So I was a bit bored and decided to look at the games I wanted to play myself that I found problematic. They're both 2D games, and games that would be playable under emulation/virtualization, but I wanted to run them natively and have given up on that in the past.
First was Bungaru WA, an old Japanese freeware game that's really not worth playing. Fullscreen was broken, dgVoodoo fixed that. Then menus worked, with sounds and music and everything but trying to go ingame would crash the game. After some testing I figured out that DxWnd's exception handler (Compat. tab with advanced settings enabled) would make the error go away and make the game entirely playable. The game would kept working even when DxWnd was no longer running, and after the computer was rebooted. Obviously, I'm confused, but I believe there is some condition that causes the error to occur and if you run into that, DxWnd's exception handling will help you.
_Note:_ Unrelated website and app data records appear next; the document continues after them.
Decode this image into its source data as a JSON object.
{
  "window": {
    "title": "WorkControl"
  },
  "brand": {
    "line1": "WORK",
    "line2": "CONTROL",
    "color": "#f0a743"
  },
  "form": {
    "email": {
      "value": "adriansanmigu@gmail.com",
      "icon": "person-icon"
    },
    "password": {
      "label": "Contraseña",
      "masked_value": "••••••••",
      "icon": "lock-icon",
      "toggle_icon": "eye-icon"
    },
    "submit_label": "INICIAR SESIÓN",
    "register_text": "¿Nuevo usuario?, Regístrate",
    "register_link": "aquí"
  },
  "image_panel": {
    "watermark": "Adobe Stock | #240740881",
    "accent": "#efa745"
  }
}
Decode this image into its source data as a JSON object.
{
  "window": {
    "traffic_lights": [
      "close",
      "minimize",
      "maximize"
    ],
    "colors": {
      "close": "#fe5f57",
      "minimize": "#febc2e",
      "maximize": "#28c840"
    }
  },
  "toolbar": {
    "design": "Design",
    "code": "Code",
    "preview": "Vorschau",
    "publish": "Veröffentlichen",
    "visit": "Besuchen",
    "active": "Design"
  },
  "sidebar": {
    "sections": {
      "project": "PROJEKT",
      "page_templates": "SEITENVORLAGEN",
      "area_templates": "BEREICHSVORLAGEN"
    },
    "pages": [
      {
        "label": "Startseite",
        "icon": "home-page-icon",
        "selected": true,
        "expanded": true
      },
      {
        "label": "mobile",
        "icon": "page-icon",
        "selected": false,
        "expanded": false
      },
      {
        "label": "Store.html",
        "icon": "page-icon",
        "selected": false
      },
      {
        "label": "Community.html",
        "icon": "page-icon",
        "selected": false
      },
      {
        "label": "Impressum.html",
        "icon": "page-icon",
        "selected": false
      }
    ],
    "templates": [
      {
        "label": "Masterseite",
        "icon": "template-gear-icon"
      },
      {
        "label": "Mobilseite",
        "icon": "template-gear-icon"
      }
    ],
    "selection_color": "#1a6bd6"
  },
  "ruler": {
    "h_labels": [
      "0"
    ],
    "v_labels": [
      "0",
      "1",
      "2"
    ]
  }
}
Second was Nectaris, which is a bit more interesting. Supposedly freeware too. The western (PC release was Japan only) version was known as Military Madness and was a fairly popular turn based strategy game for the PC Engine/Turbografx. It got a Windows release which had some nice features not available in all ports: a map editor, mouse control and the ability to save mid-game. It had two issues on newer Windows versions. One (broken fullscreen) was easy to fix with dgVoodoo. Dialog windows forcing the game windowed until manually set to fullscreen again might seem like a dgVoodoo bug, but it's how the game behaves on Windows 95 too.
The second problem was new to me. Whenever the game tried to play a new midi file, it would freeze for a few seconds. This got infuriating fast. Apparently, it's a known issue with playing midi files through MCI on systems newer than XP, documented here:
The documentation is lacking why Microsoft implemented this delay, but there's instructions on that page on how to remove it. In case the link dies I followed this advice by Phaeron (talking about editing mciseq.dll):
The code that foxyshadis patched is in the LeaveSeq() function whose disassembly is above — so you are looking for a hex pattern of 68 __ __ __ __ FF 15 __ __ __ __ 6A 04 __ __ __ __ C3. Underscores represent bytes that may be different due to a different base address. The 04 should be patched to 00, and then the PE header checksum at 00000130 should be cleared by patching to 00 00 00 00.
Once I did that, Nectaris started playing back midi instantly, without freezing the game for seconds. I actually found this page first:
Indicating that Transport Tycoon Deluxe also has this problem. I have to assume other games have this problem too, but I haven't run into any.